I’m hoping and praying that when I return to Australia we will have a parliament made up of a diverse group of female and male politicians, but I fear that nothing has changed. I should look on the bright side; another long torturous federal election campaign is over. There was almost a double dissolution, a budget, lots of pontifimacating about, “jobs and growth,” and eighty billion weeks of campaigning buffoons to endure.
I met a man who reminded me that voting is a privilege. “In my home country I wasn’t allowed to vote,” he told me.
Every night on TV we suffered idiots in suits who protect their mates and do very little to turn us into a clever country. Having watched them run a campaign in 2015, what disturbs me most about the Liberal party male power machine is not their political views but their lack of empathy. I didn’t hear any of them speak about helping their fellow humans in a real way. That’s a motherhood statement.
I learnt a lot standing as a politician in 2015. Don’t call swinging voters swingers at a community forum packed with senior citizens. Why did I want to be a politician? I got ahead of myself and imagined spending taxpayer dollars on homeless people, animal shelters and counselling for women victims of domestic violence. I met David Gonski. A rich banker who lives in Point Piper who actually knows how to fix our education system so it is fair to all kids, and the bastard politicians won’t even listen to him.
If I ever venture into politics again, I’ll start the single mother party. I will be the minister for cramped housing, over breeding and goon bags. If current politicians can rort their way into helicopter travel, when I’m elected every child of a single mum will receive a pony. but maybe I’ll just throw a party. Only smart people who want to save the planet can come. You with me? My slogan: Single mothers like to party. BYO cask wine and Prozac.
Spoken and authorised by Lou Pollard for the Single Mothers Like to Party Party.
The individual whose vision encompasses the whole world often feels nowhere so hedged in and out of touch with his surroundings as in his native land.
Politics? Anyone still interested? In Australia we are near the end of one of our longest ever election campaigns. In the US the fun has barely started.
Our world is in a mess.
Australia’s land clearing emissions have nearly doubled in the last three years. Most Australians want the Great Barrier Reef saved at the expense of coal mining. Idiot conservatives who have protected paedophiles for decades want to waste hundreds of millions of dollars on a same sex marriage plebiscite, babies are being harmed in detention centres, and many of our politicians pay lip service to ending violence against women. Funding to the arts and education have been slashed.

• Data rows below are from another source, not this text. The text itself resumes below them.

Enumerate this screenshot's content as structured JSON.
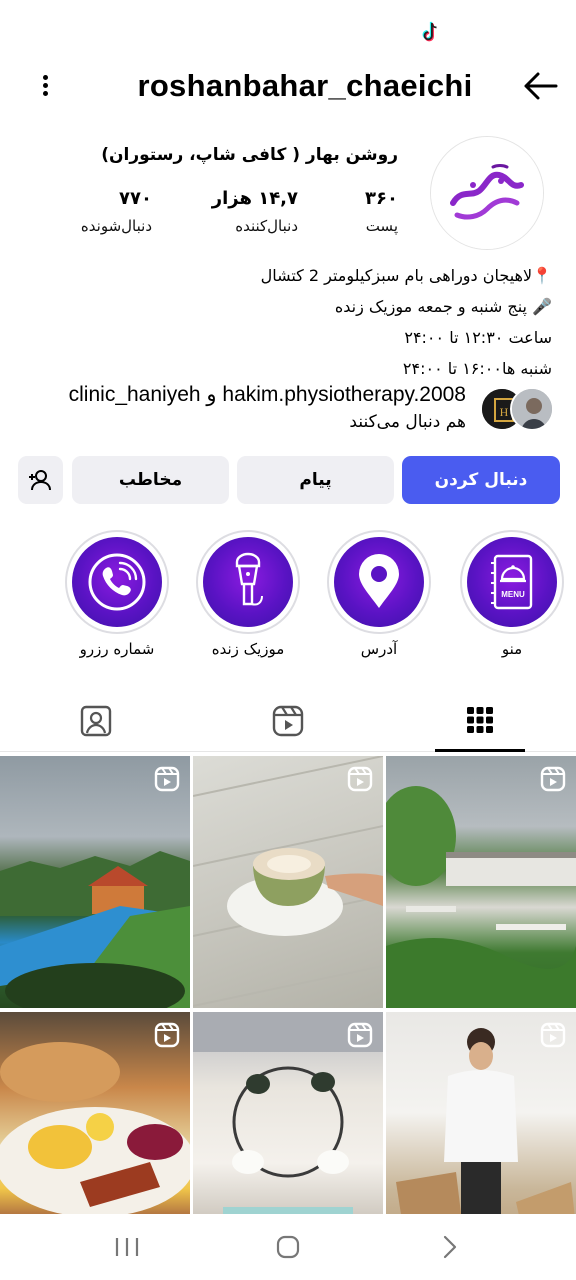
{
  "app": "Instagram",
  "header": {
    "username": "roshanbahar_chaeichi"
  },
  "profile": {
    "display_name": "روشن بهار ( کافی شاپ، رستوران)",
    "avatar_logo_text": "روشن بهار",
    "stats": {
      "posts": {
        "value": "۳۶۰",
        "label": "پست"
      },
      "followers": {
        "value": "۱۴,۷ هزار",
        "label": "دنبال‌کننده"
      },
      "following": {
        "value": "۷۷۰",
        "label": "دنبال‌شونده"
      }
    },
    "bio": [
      "📍لاهیجان دوراهی بام سبزکیلومتر 2 کتشال",
      "🎤 پنج شنبه و جمعه موزیک زنده",
      "ساعت ۱۲:۳۰ تا ۲۴:۰۰",
      "شنبه ها۱۶:۰۰ تا ۲۴:۰۰"
    ],
    "followed_by": {
      "names": "clinic_haniyeh و hakim.physiotherapy.2008",
      "suffix": "هم دنبال می‌کنند"
    }
  },
  "actions": {
    "follow": "دنبال کردن",
    "message": "پیام",
    "contact": "مخاطب"
  },
  "highlights": [
    {
      "label": "منو",
      "icon": "menu-book-icon"
    },
    {
      "label": "آدرس",
      "icon": "location-pin-icon"
    },
    {
      "label": "موزیک زنده",
      "icon": "microphone-icon"
    },
    {
      "label": "شماره رزرو",
      "icon": "phone-call-icon"
    }
  ],
  "tabs": [
    {
      "name": "grid",
      "icon": "grid-icon",
      "active": true
    },
    {
      "name": "reels",
      "icon": "reels-icon",
      "active": false
    },
    {
      "name": "tagged",
      "icon": "tagged-icon",
      "active": false
    }
  ],
  "colors": {
    "accent": "#4a5cf0",
    "highlight_purple": "#6a16d0",
    "button_gray": "#efeff3"
  }
}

For the future health of our children, no further open cut mining or coal seam gas drilling should be permitted in residential or good agricultural land or near our waterways. Our long-term future is more important than coal, and nothing can replace the loss of our food bowl. To ensure a fossil fuel-free future we must vote the dinosaurs out of our parliaments.
This election, vote wisely. On Saturday July 2nd, we get to decide our next prime minister (until he gets knifed in the back by one of his party faithful).
Please think about what you’re voting for. You control your preference in the order you choose. Handouts at the polling booth are the way each party wants you to vote for their own best results, which is usually not the ideal outcome for the future of our country. It is time to make our votes count. We must honour the legacy of Jo Cox.
Your vote is powerful.
In the voting booth, everyone is equal – Barbara Boxer